"Mass media, of course, do not exist in a vacuum. They have a perfect symbiotic relationship with mass marketing. Advertising underwrites the content. The content delivers audience. Audiences receive the marketing messages and patronize the advertisers, and so on in what for centuries was an efficient cycle of economic life. The first element of Chaos presumes the fragmentation of mass media creates a different sort of cycle: an inexorable death spiral, in which audience fragmentation and ad-avoidance hardware lead to an exodus of advertisers, leading in turn to an exodus of capital, leading to a decline in the quality of content, leading to further audience defection, leading to further advertiser defection and so on to oblivion. The refugees -- audience and marketers alike -- flee to the internet. There they encounter the second, and more ominous, Chaos component: the internet's awkward infancy.
The online space isn't remotely developed enough -- nor will it be anytime soon -- to absorb the advertising budgets of the top 100 marketers, to match the reach of traditional media or to fulfill the content desires of the audience. (Maybe viewers no longer demand their MTV, but what remains of the mass audience is in no hurry to surrender its Los Angeles Times and "Lost.") A collapsing old model. An unconstructed new model. Paralyzed marketers. Disenchanted consumers. It's all so ... chaotic."
(...)"Microsoft allocated to the introduction of its Vista operating system, 30% went online. If every national advertiser did the same tomorrow, Madison Avenue and Hollywood wouldn't be chaotic. They would be Pluto, relegated to some barren, subordinate outer orbit of the economy. And a lot of people would be singing a different tune."
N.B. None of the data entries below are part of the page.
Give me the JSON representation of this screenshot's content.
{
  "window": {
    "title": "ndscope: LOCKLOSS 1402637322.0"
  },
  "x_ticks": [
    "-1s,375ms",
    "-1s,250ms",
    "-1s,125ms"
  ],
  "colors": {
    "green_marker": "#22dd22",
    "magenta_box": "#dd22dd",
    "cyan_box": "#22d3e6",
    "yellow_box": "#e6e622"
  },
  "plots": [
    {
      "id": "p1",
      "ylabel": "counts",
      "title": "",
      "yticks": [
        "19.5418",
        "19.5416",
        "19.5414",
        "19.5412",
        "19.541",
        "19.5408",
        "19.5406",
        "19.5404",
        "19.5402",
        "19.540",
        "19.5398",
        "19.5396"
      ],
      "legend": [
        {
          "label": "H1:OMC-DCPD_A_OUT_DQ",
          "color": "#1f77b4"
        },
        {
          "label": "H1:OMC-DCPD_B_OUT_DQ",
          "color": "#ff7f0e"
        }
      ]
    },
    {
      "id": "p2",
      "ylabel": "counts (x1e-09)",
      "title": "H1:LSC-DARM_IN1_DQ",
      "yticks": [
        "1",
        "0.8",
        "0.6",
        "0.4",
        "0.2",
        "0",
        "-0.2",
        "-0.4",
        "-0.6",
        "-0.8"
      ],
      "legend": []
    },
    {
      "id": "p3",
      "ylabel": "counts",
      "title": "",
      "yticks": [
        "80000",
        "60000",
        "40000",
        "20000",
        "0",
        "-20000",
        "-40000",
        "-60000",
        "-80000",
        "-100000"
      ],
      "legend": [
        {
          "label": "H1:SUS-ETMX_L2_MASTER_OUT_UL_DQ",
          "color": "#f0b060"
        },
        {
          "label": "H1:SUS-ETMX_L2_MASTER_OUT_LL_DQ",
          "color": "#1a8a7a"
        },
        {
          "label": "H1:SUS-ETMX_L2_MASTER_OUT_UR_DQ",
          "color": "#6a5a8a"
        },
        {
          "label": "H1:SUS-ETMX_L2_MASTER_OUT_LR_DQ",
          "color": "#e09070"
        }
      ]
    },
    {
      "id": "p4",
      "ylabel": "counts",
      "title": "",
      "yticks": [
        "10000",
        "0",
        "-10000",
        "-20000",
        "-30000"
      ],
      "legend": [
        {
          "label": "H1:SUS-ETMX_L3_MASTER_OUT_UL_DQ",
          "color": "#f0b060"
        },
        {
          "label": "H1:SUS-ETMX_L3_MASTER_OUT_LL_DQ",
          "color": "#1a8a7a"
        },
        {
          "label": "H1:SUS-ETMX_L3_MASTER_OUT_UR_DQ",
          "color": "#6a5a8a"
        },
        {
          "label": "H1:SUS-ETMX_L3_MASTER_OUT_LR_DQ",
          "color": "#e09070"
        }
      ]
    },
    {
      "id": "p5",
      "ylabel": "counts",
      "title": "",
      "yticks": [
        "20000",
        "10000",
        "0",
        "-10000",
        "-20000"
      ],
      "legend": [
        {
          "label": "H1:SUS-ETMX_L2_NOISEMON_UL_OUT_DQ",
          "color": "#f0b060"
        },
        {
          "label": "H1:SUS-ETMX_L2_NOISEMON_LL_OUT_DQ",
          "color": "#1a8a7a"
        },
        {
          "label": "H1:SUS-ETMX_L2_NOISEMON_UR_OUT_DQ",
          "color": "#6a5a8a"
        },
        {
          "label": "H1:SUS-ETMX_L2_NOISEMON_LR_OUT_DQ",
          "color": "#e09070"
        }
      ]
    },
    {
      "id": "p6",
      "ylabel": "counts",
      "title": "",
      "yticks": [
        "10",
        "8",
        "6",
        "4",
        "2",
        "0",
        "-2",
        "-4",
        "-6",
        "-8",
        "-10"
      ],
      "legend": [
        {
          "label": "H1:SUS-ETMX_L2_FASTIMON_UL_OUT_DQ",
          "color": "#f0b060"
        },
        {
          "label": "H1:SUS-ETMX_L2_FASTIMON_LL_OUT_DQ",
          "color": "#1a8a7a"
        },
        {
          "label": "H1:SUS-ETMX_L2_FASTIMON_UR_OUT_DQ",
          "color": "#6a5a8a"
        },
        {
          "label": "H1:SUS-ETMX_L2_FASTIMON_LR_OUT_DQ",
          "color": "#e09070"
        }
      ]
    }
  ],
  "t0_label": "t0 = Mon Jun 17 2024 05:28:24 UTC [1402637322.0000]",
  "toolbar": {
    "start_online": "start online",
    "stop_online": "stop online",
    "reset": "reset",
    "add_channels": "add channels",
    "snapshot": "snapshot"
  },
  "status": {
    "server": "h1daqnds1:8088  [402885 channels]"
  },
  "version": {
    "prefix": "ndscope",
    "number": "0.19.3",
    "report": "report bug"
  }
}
Interesting stuff. I saw him speak tonight at the iMediaconnection Breakthrough Conference, and I was especially fascinated by the comparisons to the recent demise of the (former) planet Pluto and quotes from industry pros as well as folks like Bill Gates chiming in. This is a must read for anyone involved in the advertising industry. And make no mistake; if you work with digital signage, you are in the advertising industry as well. More than you think. I will have to let this piece sink in for a few days and will comment further on it. Until then, read it.